A lot of the people they’re interviewing, Thompson added, “are people we didn’t have on the original list.”
The panel, made up of seven Democrats and two Republicans, said the evidence it compiled is sufficient to link Trump to a federal crime.
Much of the evidence the committee has released so far comes from White House aides and staffers — including little-known witnesses like Cassidy Hutchinson, a former White House special aide to Trump, and Greg Jacob, who served as Pence’s chief counsel in the vice president’s office. The panel also has thousands of texts from Trump’s last chief of staff, Mark Meadows, and spoke to two of the former president’s children, Ivanka Trump and Donald Trump Jr., who were with their father on the day of the offensive.
Among hundreds of others, the committee also interviewed former White House aide Jared Kushner, Ivanka’s husband, former communications director Alyssa Farah and several Pence aides, including his chief of staff, Marc Short, and his national security adviser, Keith Kellogg. Former White House press secretaries Kayleigh McEnany and Stephanie Grisham also appeared, as did former senior political adviser Stephen Miller.
There are still questions Trump and Pence could answer, including what they talked about on the morning of Jan. 6, when Trump made his final plea for Pence to void the election when he presided over the Electoral College count. in Congress. Lawmakers were able to document most of the end of Trump’s appeal, but not what Pence said in response.
Within hours of Trump and Pence’s speeches, the vice president released a statement saying he had no authority to object to the electoral vote count. But the president didn’t back down and continued to publicly pressure Pence during his massive rally outside the White House, and then on Twitter even after his supporters stormed into the Capitol.
Still, the two former leaders are unlikely to speak to the committee about the conversation – and it’s unclear whether they would cooperate at all.
While Pence has yet to comment on the committee’s work, Trump would certainly be a hostile witness.

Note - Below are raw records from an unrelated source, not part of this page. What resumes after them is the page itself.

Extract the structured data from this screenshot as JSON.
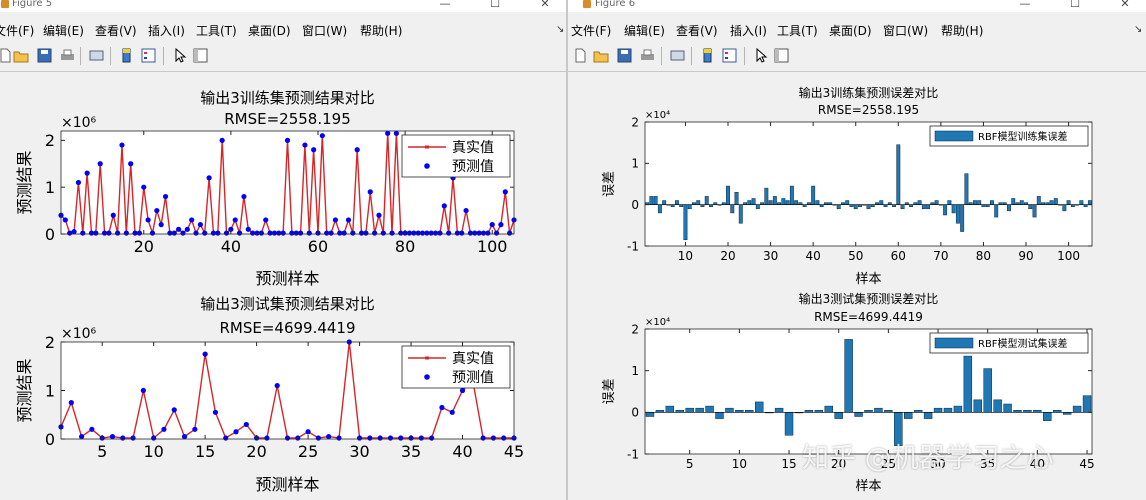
{
  "windows": {
    "fig5": {
      "title": "Figure 5",
      "menu": [
        "文件(F)",
        "编辑(E)",
        "查看(V)",
        "插入(I)",
        "工具(T)",
        "桌面(D)",
        "窗口(W)",
        "帮助(H)"
      ]
    },
    "fig6": {
      "title": "Figure 6",
      "menu": [
        "文件(F)",
        "编辑(E)",
        "查看(V)",
        "插入(I)",
        "工具(T)",
        "桌面(D)",
        "窗口(W)",
        "帮助(H)"
      ]
    }
  },
  "toolbar": {
    "icons": [
      "new-figure-icon",
      "open-file-icon",
      "save-icon",
      "print-icon",
      "link-icon",
      "colorbar-icon",
      "legend-icon",
      "pointer-icon",
      "plot-tools-icon"
    ]
  },
  "colors": {
    "true_line": "#d62728",
    "pred_marker": "#0000ff",
    "bar": "#1f77b4",
    "window_bg": "#f0f0f0"
  },
  "watermark": "知乎 @机器学习之心",
  "chart_data": [
    {
      "type": "line",
      "title": "输出3训练集预测结果对比",
      "subtitle": "RMSE=2558.195",
      "xlabel": "预测样本",
      "ylabel": "预测结果",
      "exponent": "×10⁶",
      "xlim": [
        1,
        105
      ],
      "ylim": [
        0,
        2.2
      ],
      "xticks": [
        20,
        40,
        60,
        80,
        100
      ],
      "yticks": [
        0,
        1,
        2
      ],
      "legend": [
        "真实值",
        "预测值"
      ],
      "legend_position": "top-right",
      "series": [
        {
          "name": "真实值",
          "values": [
            0.4,
            0.3,
            0.02,
            0.05,
            1.1,
            0.02,
            1.3,
            0.02,
            0.02,
            1.5,
            0.02,
            0.02,
            0.4,
            0.02,
            1.9,
            0.02,
            1.5,
            0.02,
            0.02,
            1.0,
            0.3,
            0.02,
            0.5,
            0.2,
            0.8,
            0.02,
            0.02,
            0.1,
            0.02,
            0.1,
            0.3,
            0.02,
            0.2,
            0.02,
            1.2,
            0.02,
            0.02,
            2.0,
            0.02,
            0.1,
            0.3,
            0.02,
            0.8,
            0.1,
            0.02,
            0.02,
            0.02,
            0.3,
            0.02,
            0.02,
            0.02,
            0.02,
            2.0,
            0.02,
            0.02,
            0.02,
            1.9,
            0.02,
            1.8,
            0.02,
            2.1,
            0.02,
            0.02,
            0.3,
            0.02,
            0.02,
            0.3,
            0.02,
            1.8,
            0.02,
            0.02,
            0.9,
            0.02,
            0.4,
            0.02,
            2.15,
            0.02,
            2.15,
            0.02,
            0.02,
            0.02,
            0.02,
            0.02,
            0.02,
            0.02,
            0.02,
            0.02,
            0.02,
            0.6,
            0.02,
            1.2,
            0.02,
            0.02,
            0.5,
            0.02,
            0.02,
            0.02,
            0.02,
            0.02,
            0.2,
            0.02,
            0.2,
            0.9,
            0.02,
            0.3
          ]
        },
        {
          "name": "预测值",
          "values": [
            0.4,
            0.3,
            0.02,
            0.05,
            1.1,
            0.02,
            1.3,
            0.02,
            0.02,
            1.5,
            0.02,
            0.02,
            0.4,
            0.02,
            1.9,
            0.02,
            1.5,
            0.02,
            0.02,
            1.0,
            0.3,
            0.02,
            0.5,
            0.2,
            0.8,
            0.02,
            0.02,
            0.1,
            0.02,
            0.1,
            0.3,
            0.02,
            0.2,
            0.02,
            1.2,
            0.02,
            0.02,
            2.0,
            0.02,
            0.1,
            0.3,
            0.02,
            0.8,
            0.1,
            0.02,
            0.02,
            0.02,
            0.3,
            0.02,
            0.02,
            0.02,
            0.02,
            2.0,
            0.02,
            0.02,
            0.02,
            1.9,
            0.02,
            1.8,
            0.02,
            2.1,
            0.02,
            0.02,
            0.3,
            0.02,
            0.02,
            0.3,
            0.02,
            1.8,
            0.02,
            0.02,
            0.9,
            0.02,
            0.4,
            0.02,
            2.15,
            0.02,
            2.15,
            0.02,
            0.02,
            0.02,
            0.02,
            0.02,
            0.02,
            0.02,
            0.02,
            0.02,
            0.02,
            0.6,
            0.02,
            1.2,
            0.02,
            0.02,
            0.5,
            0.02,
            0.02,
            0.02,
            0.02,
            0.02,
            0.2,
            0.02,
            0.2,
            0.9,
            0.02,
            0.3
          ]
        }
      ]
    },
    {
      "type": "line",
      "title": "输出3测试集预测结果对比",
      "subtitle": "RMSE=4699.4419",
      "xlabel": "预测样本",
      "ylabel": "预测结果",
      "exponent": "×10⁶",
      "xlim": [
        1,
        45
      ],
      "ylim": [
        0,
        2
      ],
      "xticks": [
        5,
        10,
        15,
        20,
        25,
        30,
        35,
        40,
        45
      ],
      "yticks": [
        0,
        1,
        2
      ],
      "legend": [
        "真实值",
        "预测值"
      ],
      "legend_position": "top-right",
      "series": [
        {
          "name": "真实值",
          "values": [
            0.25,
            0.75,
            0.05,
            0.2,
            0.02,
            0.05,
            0.02,
            0.02,
            1.0,
            0.02,
            0.2,
            0.6,
            0.05,
            0.2,
            1.75,
            0.55,
            0.02,
            0.15,
            0.3,
            0.02,
            0.02,
            1.1,
            0.02,
            0.02,
            0.15,
            0.02,
            0.05,
            0.02,
            2.0,
            0.02,
            0.02,
            0.02,
            0.02,
            0.02,
            0.02,
            0.02,
            0.02,
            0.65,
            0.55,
            1.0,
            1.2,
            0.02,
            0.02,
            0.02,
            0.02
          ]
        },
        {
          "name": "预测值",
          "values": [
            0.25,
            0.75,
            0.05,
            0.2,
            0.02,
            0.05,
            0.02,
            0.02,
            1.0,
            0.02,
            0.2,
            0.6,
            0.05,
            0.2,
            1.75,
            0.55,
            0.02,
            0.15,
            0.3,
            0.02,
            0.02,
            1.1,
            0.02,
            0.02,
            0.15,
            0.02,
            0.05,
            0.02,
            2.0,
            0.02,
            0.02,
            0.02,
            0.02,
            0.02,
            0.02,
            0.02,
            0.02,
            0.65,
            0.55,
            1.0,
            1.2,
            0.02,
            0.02,
            0.02,
            0.02
          ]
        }
      ]
    },
    {
      "type": "bar",
      "title": "输出3训练集预测误差对比",
      "subtitle": "RMSE=2558.195",
      "xlabel": "样本",
      "ylabel": "误差",
      "exponent": "×10⁴",
      "xlim": [
        1,
        105
      ],
      "ylim": [
        -1,
        2
      ],
      "xticks": [
        10,
        20,
        30,
        40,
        50,
        60,
        70,
        80,
        90,
        100
      ],
      "yticks": [
        -1,
        0,
        1,
        2
      ],
      "legend": [
        "RBF模型训练集误差"
      ],
      "legend_position": "top-right",
      "series": [
        {
          "name": "RBF模型训练集误差",
          "values": [
            0.05,
            0.2,
            0.2,
            -0.2,
            0.1,
            0,
            -0.05,
            0.1,
            -0.05,
            -0.85,
            -0.1,
            0.05,
            0.1,
            -0.05,
            0.2,
            -0.05,
            0.05,
            0,
            0.05,
            0.45,
            -0.2,
            0.3,
            -0.45,
            0.05,
            0.1,
            0.15,
            -0.1,
            0.05,
            0.4,
            0.1,
            0.2,
            0.05,
            0.15,
            0.1,
            0.45,
            0.1,
            0.05,
            -0.05,
            0.05,
            0.45,
            0.1,
            -0.05,
            0.05,
            0.05,
            0,
            -0.1,
            0.05,
            0.1,
            -0.05,
            -0.1,
            -0.05,
            0,
            -0.1,
            -0.05,
            0.05,
            0.1,
            -0.05,
            0.05,
            -0.05,
            1.45,
            -0.1,
            0.05,
            -0.05,
            0.05,
            0.1,
            -0.1,
            -0.1,
            0.05,
            0.1,
            0,
            -0.25,
            0.1,
            -0.2,
            -0.45,
            -0.65,
            0.75,
            0.05,
            0.1,
            0.1,
            -0.05,
            -0.05,
            0.1,
            -0.3,
            0.05,
            0.05,
            -0.15,
            0.15,
            0.05,
            0.1,
            0.05,
            -0.1,
            -0.3,
            0.2,
            0.05,
            0.05,
            0.1,
            0.15,
            0,
            -0.15,
            0.1,
            -0.05,
            0,
            0.1,
            -0.05,
            0.1
          ]
        }
      ]
    },
    {
      "type": "bar",
      "title": "输出3测试集预测误差对比",
      "subtitle": "RMSE=4699.4419",
      "xlabel": "样本",
      "ylabel": "误差",
      "exponent": "×10⁴",
      "xlim": [
        1,
        45
      ],
      "ylim": [
        -1,
        2
      ],
      "xticks": [
        5,
        10,
        15,
        20,
        25,
        30,
        35,
        40,
        45
      ],
      "yticks": [
        -1,
        0,
        1,
        2
      ],
      "legend": [
        "RBF模型测试集误差"
      ],
      "legend_position": "top-right",
      "series": [
        {
          "name": "RBF模型测试集误差",
          "values": [
            -0.1,
            0.05,
            0.15,
            0.05,
            0.1,
            0.1,
            0.15,
            -0.15,
            0.1,
            0.05,
            0.05,
            0.25,
            0,
            0.1,
            -0.55,
            0,
            0.05,
            0.05,
            0.15,
            -0.15,
            1.75,
            -0.1,
            0.05,
            0.1,
            0.05,
            -0.8,
            -0.15,
            0.05,
            -0.15,
            0.1,
            0.1,
            0.15,
            1.35,
            0.3,
            1.05,
            0.3,
            0.2,
            0.05,
            0.05,
            0.05,
            -0.2,
            0.05,
            -0.05,
            0.15,
            0.4
          ]
        }
      ]
    }
  ]
}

He fought the investigation in court, demonized the committee on TV, and tried to assert executive privilege over White House logs and every conversation he had with his aides — demands that would certainly apply to his morning call with Pence.

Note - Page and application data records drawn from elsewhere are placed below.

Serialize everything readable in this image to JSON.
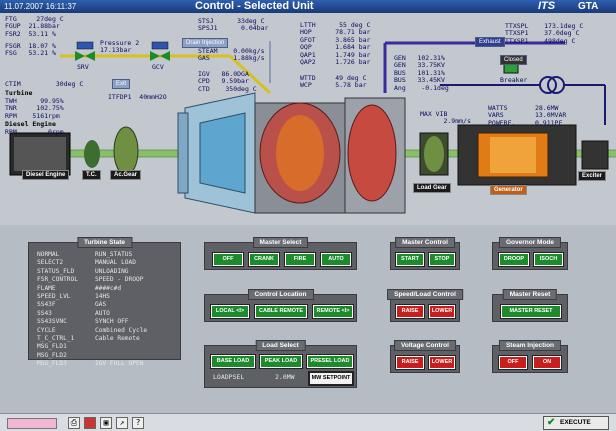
{
  "titlebar": {
    "datetime": "11.07.2007 16:11:37",
    "title": "Control - Selected Unit",
    "brand": "ITS",
    "unit": "GTA"
  },
  "left_readouts": {
    "text": "FTG     27deg C\nFGUP  21.88bar\nFSR2  53.11 %",
    "text2": "FSGR  18.07 %\nFSG   53.21 %",
    "pressure": "Pressure 2\n17.13bar",
    "ctim": "CTIM         30deg C",
    "turbine_hdr": "Turbine",
    "turbine": "TWH      99.95%\nTNR     102.75%\nRPM    5161rpm",
    "diesel_hdr": "Diesel Engine",
    "diesel": "RPM        0rpm",
    "itfdp": "ITFDP1  40mmH2O"
  },
  "center_readouts": {
    "sts": "STSJ      33deg C\nSPSJ1      0.04bar",
    "steam": "STEAM    0.00kg/s\nGAS      1.88kg/s",
    "igv": "IGV   86.0DGA\nCPD   9.59bar\nCTD    350deg C",
    "right1": "LTTH      55 deg C\nHOP      78.71 bar\nGFOT     3.865 bar\nOQP      1.684 bar\nQAP1     1.749 bar\nQAP2     1.726 bar",
    "wttd": "WTTD     49 deg C\nWCP      5.78 bar"
  },
  "right_readouts": {
    "ttx": "TTXSPL    173.1deg C\nTTXSP1    37.0deg C\nTTXSP1    498deg C",
    "gen": "GEN   102.31%\nGEN   33.75KV\nBUS   101.31%\nBUS   33.45KV\nAng    -0.1deg",
    "watts": "WATTS       28.6MW\nVARS        13.0MVAR\nPOWERF.     0.911PF",
    "vib": "MAX VIB\n      2.9mm/s"
  },
  "schem_tags": {
    "drain": "Drain Injection",
    "exhaust": "Exhaust",
    "exit": "Exit",
    "closed": "Closed",
    "breaker": "Breaker",
    "srv": "SRV",
    "gcv": "GCV"
  },
  "schem_labels": {
    "diesel": "Diesel Engine",
    "tc": "T.C.",
    "acgear": "Ac.Gear",
    "loadgear": "Load Gear",
    "generator": "Generator",
    "exciter": "Exciter"
  },
  "turbine_state": {
    "title": "Turbine State",
    "keys": "NORMAL\nSELECT2\nSTATUS_FLD\nFSR_CONTROL\nFLAME\nSPEED_LVL\nSS43F\nSS43\nSS43SVNC\nCYCLE\nT_C_CTRL_1\nMSG_FLD1\nMSG_FLD2\nMSG_FLD3",
    "vals": "RUN_STATUS\nMANUAL LOAD\nUNLOADING\nSPEED - DROOP\n####c#d\n14HS\nGAS\nAUTO\nSYNCH OFF\nCombined Cycle\nCable Remote\n\n\nIGV FULL OPEN"
  },
  "master_select": {
    "title": "Master Select",
    "buttons": [
      "OFF",
      "CRANK",
      "FIRE",
      "AUTO"
    ]
  },
  "control_location": {
    "title": "Control Location",
    "buttons": [
      "LOCAL <I>",
      "CABLE REMOTE",
      "REMOTE <I>"
    ]
  },
  "load_select": {
    "title": "Load Select",
    "buttons": [
      "BASE LOAD",
      "PEAK LOAD",
      "PRESEL LOAD"
    ],
    "loadpsel_label": "LOADPSEL",
    "loadpsel_value": "2.0MW",
    "setpoint": "MW SETPOINT"
  },
  "master_control": {
    "title": "Master Control",
    "buttons": [
      "START",
      "STOP"
    ]
  },
  "speed_load": {
    "title": "Speed/Load Control",
    "buttons": [
      "RAISE",
      "LOWER"
    ]
  },
  "voltage_control": {
    "title": "Voltage Control",
    "buttons": [
      "RAISE",
      "LOWER"
    ]
  },
  "governor_mode": {
    "title": "Governor Mode",
    "buttons": [
      "DROOP",
      "ISOCH"
    ]
  },
  "master_reset": {
    "title": "Master Reset",
    "buttons": [
      "MASTER RESET"
    ]
  },
  "steam_injection": {
    "title": "Steam Injection",
    "buttons": [
      "OFF",
      "ON"
    ]
  },
  "statusbar": {
    "execute": "EXECUTE"
  }
}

Moreover, calling a former president or vice president to testify in a congressional investigation is a rare, if not unprecedented, move that could face major legal hurdles and backfire politically.
The Jan. 6 committee gave only a glimpse of what it found, mostly in court documents where excerpts from transcripts were used.
A recent committee filing revealed portions of interviews with Hutchinson that took place in February and March of this year. This testimony provided new evidence about the involvement of GOP lawmakers in Trump’s efforts to annul the 2020 election, including a meeting at the White House. in which the president’s lawyers indicated that the establishment of an alternative list of voters declaring Trump the winner was not “legally valid”.
Another court document revealed testimony of Jacob, who served as Pence’s principal attorney. In a series of emails, Jacob repeatedly told attorney John Eastman, who worked with Trump, that Pence could not step into his ceremonial role and stop the certification of electoral votes. Jacob told Eastman that the legal framework he was proposing to do just that was “essentially entirely made up.”
Meadows’ texts were also telling, detailing how people inside Trump’s orbit pleaded with him to strongly condemn the attack on the Capitol as it unfolded. Calls came from Trump’s children, members of Congress and even Fox News hosts.
“He has to lead now. It’s gone too far and it’s gotten out of hand,” Donald Trump Jr. sent to Meadows as protesters broke through the Capitol security perimeter.
PA Congressional Correspondent Lisa Mascaro contributed to this report.